When we adopt profanity into our writing, however, it is quickly labeled as unnecessary or employed purely for sensational purposes.
Among the more puerile treatments of the issue in publication is blanket omission.
Classrooms stayed mostly “s**t”-free, though admittedly my heart once stopped after I was caught dropping an F-bomb in Industrial Tech (the horror! I remember being chastened for a while after that, sitting quietly at the lunch table as bursts of vulgarity lit up the lunch room – the main proving ground for dirty mouths – like fireworks light a disappearing twilight.
Things carried on that way for most of middle school: profanity in common practice, but still evoking pangs of childish guilt in my heart.
I'm just about to submit a piece, but it has profanity and I'm not sure if I should change it for submission.
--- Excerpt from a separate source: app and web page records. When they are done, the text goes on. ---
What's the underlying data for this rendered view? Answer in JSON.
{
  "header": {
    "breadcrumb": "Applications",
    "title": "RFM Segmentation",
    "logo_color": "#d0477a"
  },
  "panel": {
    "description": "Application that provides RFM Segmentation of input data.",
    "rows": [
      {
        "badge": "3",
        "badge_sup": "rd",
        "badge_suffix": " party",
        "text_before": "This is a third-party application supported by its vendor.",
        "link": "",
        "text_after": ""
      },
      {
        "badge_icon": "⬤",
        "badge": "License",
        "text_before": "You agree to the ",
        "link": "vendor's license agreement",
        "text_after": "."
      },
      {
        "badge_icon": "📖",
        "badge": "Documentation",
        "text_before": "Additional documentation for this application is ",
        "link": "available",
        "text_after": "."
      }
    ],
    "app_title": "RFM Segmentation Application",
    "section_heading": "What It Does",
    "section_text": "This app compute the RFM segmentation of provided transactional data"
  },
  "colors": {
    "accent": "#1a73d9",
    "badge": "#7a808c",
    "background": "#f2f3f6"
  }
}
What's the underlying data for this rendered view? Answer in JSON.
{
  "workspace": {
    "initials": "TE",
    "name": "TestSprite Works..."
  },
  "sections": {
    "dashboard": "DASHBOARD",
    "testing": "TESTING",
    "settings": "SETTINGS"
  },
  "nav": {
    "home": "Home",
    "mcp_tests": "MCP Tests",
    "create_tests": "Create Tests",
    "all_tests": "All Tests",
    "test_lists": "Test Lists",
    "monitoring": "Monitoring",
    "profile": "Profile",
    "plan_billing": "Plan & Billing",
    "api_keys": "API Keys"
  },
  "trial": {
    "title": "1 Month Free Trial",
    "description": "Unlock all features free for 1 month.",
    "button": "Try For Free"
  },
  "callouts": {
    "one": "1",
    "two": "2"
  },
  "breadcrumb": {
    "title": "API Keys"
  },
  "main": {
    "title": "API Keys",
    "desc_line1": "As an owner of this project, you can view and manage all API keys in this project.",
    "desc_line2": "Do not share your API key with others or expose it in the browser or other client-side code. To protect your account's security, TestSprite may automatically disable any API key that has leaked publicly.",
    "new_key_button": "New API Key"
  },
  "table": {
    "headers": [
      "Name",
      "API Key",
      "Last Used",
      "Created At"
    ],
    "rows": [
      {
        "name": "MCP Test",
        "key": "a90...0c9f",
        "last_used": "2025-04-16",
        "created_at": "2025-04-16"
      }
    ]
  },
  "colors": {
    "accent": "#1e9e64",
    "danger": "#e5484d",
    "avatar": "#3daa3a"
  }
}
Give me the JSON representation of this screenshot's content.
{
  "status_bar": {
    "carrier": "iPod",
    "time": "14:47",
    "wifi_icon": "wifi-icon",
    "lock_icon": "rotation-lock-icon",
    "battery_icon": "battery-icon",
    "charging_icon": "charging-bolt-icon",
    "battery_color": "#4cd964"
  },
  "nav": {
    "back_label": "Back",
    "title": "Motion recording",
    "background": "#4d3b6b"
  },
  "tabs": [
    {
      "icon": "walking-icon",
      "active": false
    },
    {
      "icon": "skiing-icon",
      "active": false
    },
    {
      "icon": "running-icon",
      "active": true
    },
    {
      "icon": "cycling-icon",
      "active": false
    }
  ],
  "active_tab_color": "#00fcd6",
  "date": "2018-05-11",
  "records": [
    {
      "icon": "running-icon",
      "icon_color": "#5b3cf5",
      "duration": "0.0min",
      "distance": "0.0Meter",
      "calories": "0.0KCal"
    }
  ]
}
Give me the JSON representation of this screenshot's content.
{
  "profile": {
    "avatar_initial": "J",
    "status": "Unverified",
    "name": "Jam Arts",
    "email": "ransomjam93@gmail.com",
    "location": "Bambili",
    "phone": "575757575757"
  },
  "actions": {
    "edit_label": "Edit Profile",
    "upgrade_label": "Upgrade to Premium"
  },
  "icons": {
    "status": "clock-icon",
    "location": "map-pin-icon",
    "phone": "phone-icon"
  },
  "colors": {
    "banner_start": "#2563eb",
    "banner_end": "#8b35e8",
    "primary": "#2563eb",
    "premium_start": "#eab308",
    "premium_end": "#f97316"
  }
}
So I was seeing if Teen Ink has policies on profanity, and lo and behold I find this!I would like to reference this article in a paper on net neutrality, specifically the second sentence.What is the convention on profanity in American academic papers, especially with respect to quotes?It is a part of the way people speak today – tied as much to friendly (if sometimes off-color) jokes and good company as to the thrill of impropriety or desire to ride “the edge.” Adults, teens, young kids – the pencil-line between who can cuss and who can’t is being increasingly smudged by thick fingers.Limiting profanity to “protect” the young, impressionable minds of the Teen Ink audience is futile.I hope this matter will be placed under your consideration.Sincerely yours, Colin Editors’ response: Colin, you make a very well-put and convincing argument.This is not an argument against censorship, because I do not believe censorship is the issue.I respect Teen Ink’s right to filter its content, and appreciate that it manages to operate with a great degree of efficiency for those who enjoy its services.Still, what I hope is that the mandate to block profanity is not sacrosanct.The editorial and supervising staff of Teen Ink should remain in continuous conversation on what is and isn’t acceptable so the publication can better represent the parlance, and thus the reality, of its contributors.